lola said...

Birth is such an individual thing. It's wrong that we even try to compare ourselves with others. My births have all been quick and natural and actually fairly easy but I have been with many women who earn the right to call it "labor". I think that unhindered birth is best in a lot of the cases not because it's some kinda contest to be the bravest strongest birth-er but because it enables a woman to be present and in control of the process. But I have also seen many births that were helped by interventions. I wish that in this whole birth "revolution" more emphasis was put on owning and being in control of our bodies and our babies and not on trying to live up to some expectation of perfection.

ally said...

Great post (and blog).

I feel very strongly that as a society we have lost our way a little on the whole birth-plan issue.

So many women spend so much time planning for an event that in the end they have very little control over - and then wonder why they feel let down or disappointed that they didn't achieve all that their plan stated.

Surely the focus should be on the end result which is a healthy baby.

(If only so much planning went into conceiving and then raising happy, healthy children!)

Tracey said...

Great post.

I really wanted natural births because i am against intervention when it is simply not needed/wanted and is more a choice for the hospital and not the mother and so I spent lots of time practicing hypnobirthing and yoga and the like for my first birth. I ended up being induced and miraculously still having a natural birth despite the hospital.

I had a home birth with my second with high expectations again of a natural birth who then had a shoulder dystocia and needed some midwifery help...ie her arm in my noo nah to free his shoulder and pull him out. All natural (But i can tell you i was wishing i HAD had an epidural at that moment in time!)He was 10lb 11.5 oz - But all was fine.

For my last baby (my final baby i think) i was the most relaxed. Classed as high risk in case it happened again, i wasn't allowed to labour in water. I decided i'd done the natural route and booked myself in for an epidural when it all got too much because i knew what was coming at the end! Actually the labour was lovely, coped easily with hypno birth breathing and then gas and air and after my waters breaking she was born so quickly afterwards i didn't have time to think of pain relief.

It was my best labour and birth because i had no expectations.

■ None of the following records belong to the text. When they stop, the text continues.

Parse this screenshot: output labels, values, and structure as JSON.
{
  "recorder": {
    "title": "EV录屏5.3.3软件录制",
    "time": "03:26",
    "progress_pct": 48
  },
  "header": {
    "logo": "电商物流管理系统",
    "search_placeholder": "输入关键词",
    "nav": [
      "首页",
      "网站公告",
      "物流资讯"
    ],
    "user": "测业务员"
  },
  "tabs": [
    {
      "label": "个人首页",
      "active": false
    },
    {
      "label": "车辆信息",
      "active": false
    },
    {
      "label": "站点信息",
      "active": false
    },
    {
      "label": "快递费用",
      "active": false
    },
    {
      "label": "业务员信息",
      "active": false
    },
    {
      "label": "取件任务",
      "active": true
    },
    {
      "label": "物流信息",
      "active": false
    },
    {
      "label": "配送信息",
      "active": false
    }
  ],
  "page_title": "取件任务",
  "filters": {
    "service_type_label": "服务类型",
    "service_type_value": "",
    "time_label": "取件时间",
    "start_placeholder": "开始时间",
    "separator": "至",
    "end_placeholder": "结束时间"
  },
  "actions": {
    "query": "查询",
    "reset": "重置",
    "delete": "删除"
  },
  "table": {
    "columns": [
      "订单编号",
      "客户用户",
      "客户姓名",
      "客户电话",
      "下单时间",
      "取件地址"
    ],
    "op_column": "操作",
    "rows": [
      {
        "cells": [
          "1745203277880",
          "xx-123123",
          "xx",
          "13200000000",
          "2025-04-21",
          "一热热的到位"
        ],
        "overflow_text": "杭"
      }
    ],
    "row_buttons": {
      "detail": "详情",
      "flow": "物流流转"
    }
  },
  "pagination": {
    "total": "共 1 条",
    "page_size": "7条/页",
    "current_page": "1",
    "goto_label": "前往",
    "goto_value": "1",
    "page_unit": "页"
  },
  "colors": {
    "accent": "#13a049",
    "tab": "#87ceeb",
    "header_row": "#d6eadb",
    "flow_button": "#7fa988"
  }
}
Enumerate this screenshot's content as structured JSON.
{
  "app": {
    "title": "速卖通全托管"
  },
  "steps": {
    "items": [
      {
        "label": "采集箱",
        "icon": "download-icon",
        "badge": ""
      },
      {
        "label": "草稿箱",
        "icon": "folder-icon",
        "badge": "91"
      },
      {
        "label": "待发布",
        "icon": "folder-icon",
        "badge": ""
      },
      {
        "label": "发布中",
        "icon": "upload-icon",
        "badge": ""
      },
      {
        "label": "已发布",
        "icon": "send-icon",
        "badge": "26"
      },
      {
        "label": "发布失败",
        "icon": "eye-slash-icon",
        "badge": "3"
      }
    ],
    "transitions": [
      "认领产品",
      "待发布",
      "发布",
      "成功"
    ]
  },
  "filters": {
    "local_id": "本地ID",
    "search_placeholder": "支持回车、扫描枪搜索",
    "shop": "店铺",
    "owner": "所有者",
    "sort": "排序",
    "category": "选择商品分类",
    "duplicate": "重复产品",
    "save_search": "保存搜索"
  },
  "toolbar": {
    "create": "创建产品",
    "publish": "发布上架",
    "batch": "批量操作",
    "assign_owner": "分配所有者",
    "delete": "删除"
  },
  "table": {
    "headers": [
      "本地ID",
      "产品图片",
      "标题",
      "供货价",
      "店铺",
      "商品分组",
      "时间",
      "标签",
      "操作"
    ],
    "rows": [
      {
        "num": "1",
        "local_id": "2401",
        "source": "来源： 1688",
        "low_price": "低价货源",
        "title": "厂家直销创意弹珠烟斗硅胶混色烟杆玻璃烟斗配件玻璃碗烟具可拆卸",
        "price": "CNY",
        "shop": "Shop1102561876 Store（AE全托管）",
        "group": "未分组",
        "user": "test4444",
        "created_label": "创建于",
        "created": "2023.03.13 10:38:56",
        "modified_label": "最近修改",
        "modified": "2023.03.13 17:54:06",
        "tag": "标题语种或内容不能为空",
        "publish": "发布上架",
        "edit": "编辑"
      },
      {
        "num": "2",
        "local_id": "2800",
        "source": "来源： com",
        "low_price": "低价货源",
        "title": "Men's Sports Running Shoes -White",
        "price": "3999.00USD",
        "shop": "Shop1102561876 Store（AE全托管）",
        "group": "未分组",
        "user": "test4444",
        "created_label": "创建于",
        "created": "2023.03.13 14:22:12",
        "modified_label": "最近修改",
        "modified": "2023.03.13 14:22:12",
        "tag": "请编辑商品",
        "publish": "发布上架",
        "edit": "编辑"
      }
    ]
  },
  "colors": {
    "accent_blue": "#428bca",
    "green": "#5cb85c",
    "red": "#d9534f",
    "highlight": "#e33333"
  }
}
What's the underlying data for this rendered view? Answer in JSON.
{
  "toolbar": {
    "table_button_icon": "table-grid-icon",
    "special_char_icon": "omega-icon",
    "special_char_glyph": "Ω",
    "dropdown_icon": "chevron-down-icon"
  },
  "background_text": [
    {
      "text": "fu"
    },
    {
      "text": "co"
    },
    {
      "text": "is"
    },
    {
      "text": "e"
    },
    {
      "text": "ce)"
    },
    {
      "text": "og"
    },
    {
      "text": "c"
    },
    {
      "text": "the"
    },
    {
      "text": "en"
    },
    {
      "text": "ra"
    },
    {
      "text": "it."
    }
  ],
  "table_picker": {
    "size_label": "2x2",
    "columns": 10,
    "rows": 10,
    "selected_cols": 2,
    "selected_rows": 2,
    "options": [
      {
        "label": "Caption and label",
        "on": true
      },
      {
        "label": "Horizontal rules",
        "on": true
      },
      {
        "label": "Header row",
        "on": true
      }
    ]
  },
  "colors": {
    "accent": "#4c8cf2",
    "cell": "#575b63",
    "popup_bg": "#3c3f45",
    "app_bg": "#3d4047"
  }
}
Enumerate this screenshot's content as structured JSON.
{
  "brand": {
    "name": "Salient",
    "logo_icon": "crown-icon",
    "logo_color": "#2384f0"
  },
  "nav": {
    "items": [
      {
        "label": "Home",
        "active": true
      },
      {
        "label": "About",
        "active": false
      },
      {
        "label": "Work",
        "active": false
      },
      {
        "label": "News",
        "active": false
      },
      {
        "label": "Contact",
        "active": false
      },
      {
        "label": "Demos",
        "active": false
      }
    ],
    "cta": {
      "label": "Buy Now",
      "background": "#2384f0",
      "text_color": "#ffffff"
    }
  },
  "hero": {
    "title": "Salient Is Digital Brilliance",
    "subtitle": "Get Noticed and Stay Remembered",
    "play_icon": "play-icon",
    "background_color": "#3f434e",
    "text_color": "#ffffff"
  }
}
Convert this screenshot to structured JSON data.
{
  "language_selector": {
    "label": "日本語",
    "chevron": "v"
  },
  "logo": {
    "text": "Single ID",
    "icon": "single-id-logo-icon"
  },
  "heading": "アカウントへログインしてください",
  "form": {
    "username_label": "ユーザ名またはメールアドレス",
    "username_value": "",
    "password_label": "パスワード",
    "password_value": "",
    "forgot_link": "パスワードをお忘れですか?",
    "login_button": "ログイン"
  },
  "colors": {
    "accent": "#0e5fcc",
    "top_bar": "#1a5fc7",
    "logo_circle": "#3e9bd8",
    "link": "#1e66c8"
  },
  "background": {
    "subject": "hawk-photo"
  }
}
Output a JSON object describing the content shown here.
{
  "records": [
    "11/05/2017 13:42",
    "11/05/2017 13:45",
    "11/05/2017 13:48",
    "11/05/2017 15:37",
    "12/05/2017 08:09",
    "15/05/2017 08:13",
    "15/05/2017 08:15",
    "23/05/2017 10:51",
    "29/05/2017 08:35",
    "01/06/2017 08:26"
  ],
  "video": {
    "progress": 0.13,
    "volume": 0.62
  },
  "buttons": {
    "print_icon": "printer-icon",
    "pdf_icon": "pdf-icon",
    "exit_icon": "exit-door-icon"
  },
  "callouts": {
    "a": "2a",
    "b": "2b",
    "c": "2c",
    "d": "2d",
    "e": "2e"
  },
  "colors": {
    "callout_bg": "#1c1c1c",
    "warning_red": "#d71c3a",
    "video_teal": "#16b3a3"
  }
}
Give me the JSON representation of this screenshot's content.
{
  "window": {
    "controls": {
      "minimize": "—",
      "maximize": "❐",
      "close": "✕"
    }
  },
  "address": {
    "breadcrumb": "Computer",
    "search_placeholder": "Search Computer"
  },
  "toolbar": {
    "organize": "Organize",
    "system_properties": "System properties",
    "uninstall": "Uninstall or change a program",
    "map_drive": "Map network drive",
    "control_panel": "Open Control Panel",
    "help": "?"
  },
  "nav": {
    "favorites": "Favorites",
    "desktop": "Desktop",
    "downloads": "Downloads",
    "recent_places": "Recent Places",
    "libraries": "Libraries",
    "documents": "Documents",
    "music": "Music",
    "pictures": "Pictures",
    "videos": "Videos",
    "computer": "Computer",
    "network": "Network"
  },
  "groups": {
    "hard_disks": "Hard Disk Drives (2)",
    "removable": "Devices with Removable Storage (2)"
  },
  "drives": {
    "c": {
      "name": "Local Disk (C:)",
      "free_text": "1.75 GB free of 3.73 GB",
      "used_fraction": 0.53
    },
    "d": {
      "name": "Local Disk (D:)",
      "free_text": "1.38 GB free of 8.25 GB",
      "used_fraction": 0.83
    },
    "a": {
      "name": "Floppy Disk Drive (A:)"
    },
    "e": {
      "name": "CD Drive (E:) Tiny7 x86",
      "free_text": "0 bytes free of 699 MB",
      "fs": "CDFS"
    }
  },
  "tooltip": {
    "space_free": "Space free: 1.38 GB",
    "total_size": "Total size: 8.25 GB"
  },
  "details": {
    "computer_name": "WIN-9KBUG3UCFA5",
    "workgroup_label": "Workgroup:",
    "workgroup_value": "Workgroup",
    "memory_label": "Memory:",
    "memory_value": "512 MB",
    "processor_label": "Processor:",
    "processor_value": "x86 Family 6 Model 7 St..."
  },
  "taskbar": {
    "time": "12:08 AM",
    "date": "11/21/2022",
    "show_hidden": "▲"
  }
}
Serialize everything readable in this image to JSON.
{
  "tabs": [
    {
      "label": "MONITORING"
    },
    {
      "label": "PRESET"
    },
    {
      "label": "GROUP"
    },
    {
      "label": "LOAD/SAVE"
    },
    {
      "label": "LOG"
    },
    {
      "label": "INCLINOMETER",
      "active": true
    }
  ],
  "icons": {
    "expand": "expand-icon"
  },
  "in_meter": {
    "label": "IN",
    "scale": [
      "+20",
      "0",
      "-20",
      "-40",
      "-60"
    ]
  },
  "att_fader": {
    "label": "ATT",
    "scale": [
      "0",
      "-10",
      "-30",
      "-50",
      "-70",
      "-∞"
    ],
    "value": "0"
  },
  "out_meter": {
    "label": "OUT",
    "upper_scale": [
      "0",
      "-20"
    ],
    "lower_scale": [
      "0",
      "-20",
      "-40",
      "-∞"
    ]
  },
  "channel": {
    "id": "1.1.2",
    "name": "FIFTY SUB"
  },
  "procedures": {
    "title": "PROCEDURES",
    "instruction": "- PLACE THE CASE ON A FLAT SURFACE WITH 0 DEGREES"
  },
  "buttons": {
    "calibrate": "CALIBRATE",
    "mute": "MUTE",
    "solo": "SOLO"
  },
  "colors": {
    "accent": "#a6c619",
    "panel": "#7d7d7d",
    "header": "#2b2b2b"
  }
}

I was, i admit, practiced and prepared for a natural birth because i had previously done my hypnobirthing course with my first child and of course i had already had two births so i knew what was happening but being prepared to have an epidural and happy with that decision BEFORE i needed it took the edge off any expectations and that is what i feel the best way to approach it.

I was lucky to have 3 positive experiences. But who cares if you ask for drugs. Just be ok with that choice before you go into labour and allow yourself to go with the flow and throw the birth plan out the window. It will be liberating to your whole experience.

P.S Sorry for the essay!!